● Your task: Your task is to output the listing word for word, with pictures excluded.

—————

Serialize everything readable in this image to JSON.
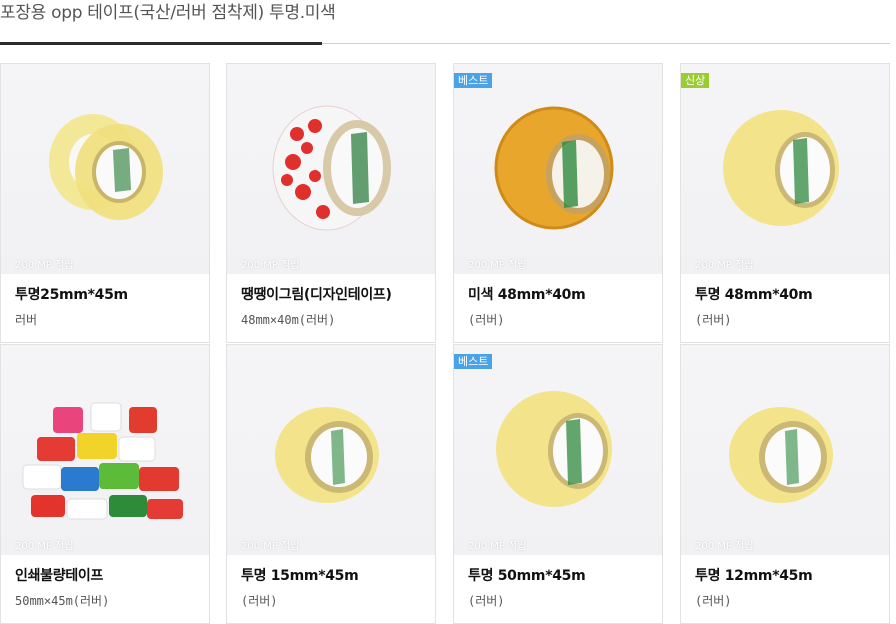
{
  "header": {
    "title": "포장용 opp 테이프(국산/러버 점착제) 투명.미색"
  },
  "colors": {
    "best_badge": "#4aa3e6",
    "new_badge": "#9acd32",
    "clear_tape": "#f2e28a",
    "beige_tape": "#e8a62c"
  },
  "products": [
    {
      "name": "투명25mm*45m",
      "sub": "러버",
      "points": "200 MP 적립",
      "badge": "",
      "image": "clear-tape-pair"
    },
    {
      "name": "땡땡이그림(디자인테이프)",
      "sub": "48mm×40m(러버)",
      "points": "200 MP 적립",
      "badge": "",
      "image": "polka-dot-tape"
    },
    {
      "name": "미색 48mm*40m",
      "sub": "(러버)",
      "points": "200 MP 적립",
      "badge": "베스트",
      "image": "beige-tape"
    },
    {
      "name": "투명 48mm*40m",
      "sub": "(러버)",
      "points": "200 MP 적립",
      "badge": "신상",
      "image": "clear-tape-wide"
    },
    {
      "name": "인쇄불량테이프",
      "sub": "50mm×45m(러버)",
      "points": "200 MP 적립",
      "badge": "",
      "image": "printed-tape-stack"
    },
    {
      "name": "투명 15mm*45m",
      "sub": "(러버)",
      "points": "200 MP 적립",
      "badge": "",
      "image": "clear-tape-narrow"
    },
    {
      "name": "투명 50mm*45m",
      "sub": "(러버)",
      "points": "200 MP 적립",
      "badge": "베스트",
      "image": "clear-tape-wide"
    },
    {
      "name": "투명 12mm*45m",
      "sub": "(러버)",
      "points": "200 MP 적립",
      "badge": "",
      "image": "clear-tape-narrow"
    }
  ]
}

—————

● Answer to this exercise:
Serialize everything readable in this image to JSON.
{
  "header": {
    "title": "포장용 opp 테이프(국산/러버 점착제) 투명.미색"
  },
  "colors": {
    "best_badge": "#4aa3e6",
    "new_badge": "#9acd32",
    "clear_tape": "#f2e28a",
    "beige_tape": "#e8a62c"
  },
  "products": [
    {
      "name": "투명25mm*45m",
      "sub": "러버",
      "points": "200 MP 적립",
      "badge": "",
      "image": "clear-tape-pair"
    },
    {
      "name": "땡땡이그림(디자인테이프)",
      "sub": "48mm×40m(러버)",
      "points": "200 MP 적립",
      "badge": "",
      "image": "polka-dot-tape"
    },
    {
      "name": "미색 48mm*40m",
      "sub": "(러버)",
      "points": "200 MP 적립",
      "badge": "베스트",
      "image": "beige-tape"
    },
    {
      "name": "투명 48mm*40m",
      "sub": "(러버)",
      "points": "200 MP 적립",
      "badge": "신상",
      "image": "clear-tape-wide"
    },
    {
      "name": "인쇄불량테이프",
      "sub": "50mm×45m(러버)",
      "points": "200 MP 적립",
      "badge": "",
      "image": "printed-tape-stack"
    },
    {
      "name": "투명 15mm*45m",
      "sub": "(러버)",
      "points": "200 MP 적립",
      "badge": "",
      "image": "clear-tape-narrow"
    },
    {
      "name": "투명 50mm*45m",
      "sub": "(러버)",
      "points": "200 MP 적립",
      "badge": "베스트",
      "image": "clear-tape-wide"
    },
    {
      "name": "투명 12mm*45m",
      "sub": "(러버)",
      "points": "200 MP 적립",
      "badge": "",
      "image": "clear-tape-narrow"
    }
  ]
}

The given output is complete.